> **TRY IT**
Do any lines in the data below contain "JSON"? If so, copy every one of them.

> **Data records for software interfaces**
┄┄┄┄┄┄
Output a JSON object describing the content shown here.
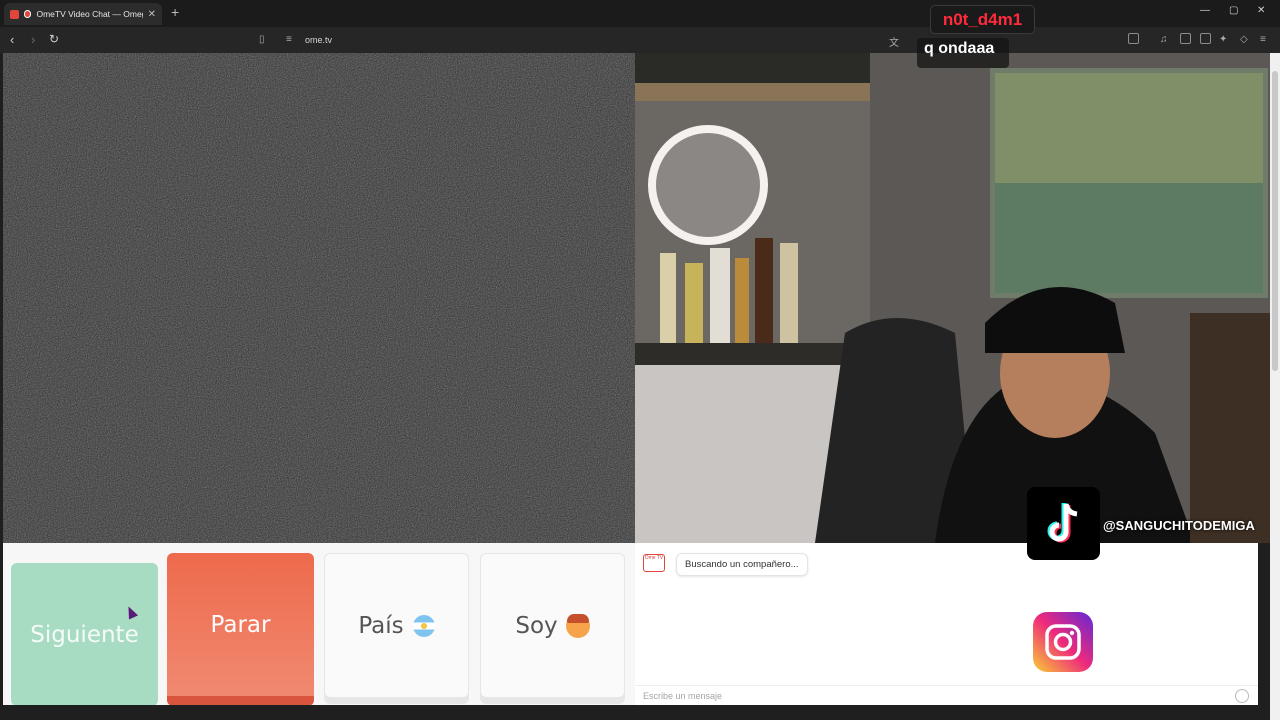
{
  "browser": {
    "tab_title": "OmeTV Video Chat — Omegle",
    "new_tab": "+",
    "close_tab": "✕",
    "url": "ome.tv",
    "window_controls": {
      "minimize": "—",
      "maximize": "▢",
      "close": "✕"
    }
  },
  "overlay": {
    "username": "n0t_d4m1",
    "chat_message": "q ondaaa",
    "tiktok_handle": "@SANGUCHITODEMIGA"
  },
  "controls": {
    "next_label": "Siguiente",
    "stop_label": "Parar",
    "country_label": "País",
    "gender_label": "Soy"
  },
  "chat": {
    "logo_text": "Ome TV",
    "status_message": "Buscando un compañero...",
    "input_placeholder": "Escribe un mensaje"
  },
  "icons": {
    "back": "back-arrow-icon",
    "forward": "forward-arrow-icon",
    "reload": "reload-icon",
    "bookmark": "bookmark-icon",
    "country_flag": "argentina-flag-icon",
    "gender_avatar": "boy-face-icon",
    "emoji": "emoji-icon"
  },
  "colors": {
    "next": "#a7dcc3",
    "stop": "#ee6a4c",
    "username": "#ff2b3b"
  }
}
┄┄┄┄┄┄
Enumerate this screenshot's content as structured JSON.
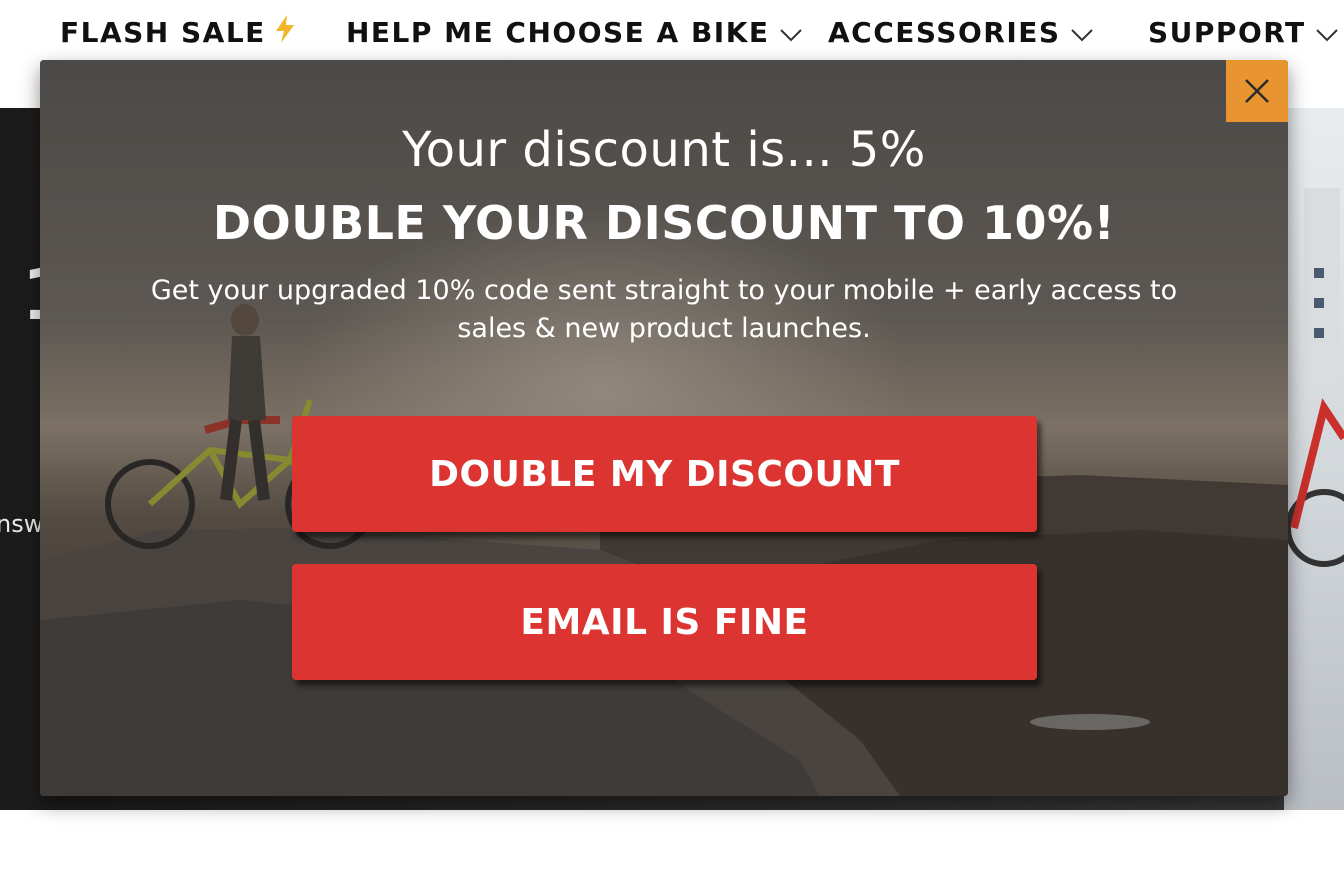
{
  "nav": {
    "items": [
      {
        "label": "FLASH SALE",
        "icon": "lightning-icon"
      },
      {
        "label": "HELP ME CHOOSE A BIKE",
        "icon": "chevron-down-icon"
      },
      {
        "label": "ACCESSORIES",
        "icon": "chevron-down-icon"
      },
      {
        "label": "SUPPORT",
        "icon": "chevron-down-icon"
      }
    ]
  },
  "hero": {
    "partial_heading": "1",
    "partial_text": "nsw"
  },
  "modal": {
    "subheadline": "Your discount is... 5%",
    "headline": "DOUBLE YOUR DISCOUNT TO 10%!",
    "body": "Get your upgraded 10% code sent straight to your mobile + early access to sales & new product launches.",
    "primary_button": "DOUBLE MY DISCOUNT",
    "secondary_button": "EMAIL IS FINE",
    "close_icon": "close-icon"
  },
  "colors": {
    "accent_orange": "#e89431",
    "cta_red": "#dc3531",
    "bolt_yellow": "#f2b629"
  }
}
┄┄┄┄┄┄
> **SOLVED EXERCISE**
Output a JSON object describing the content shown here.
Enumerate this screenshot's content as structured JSON.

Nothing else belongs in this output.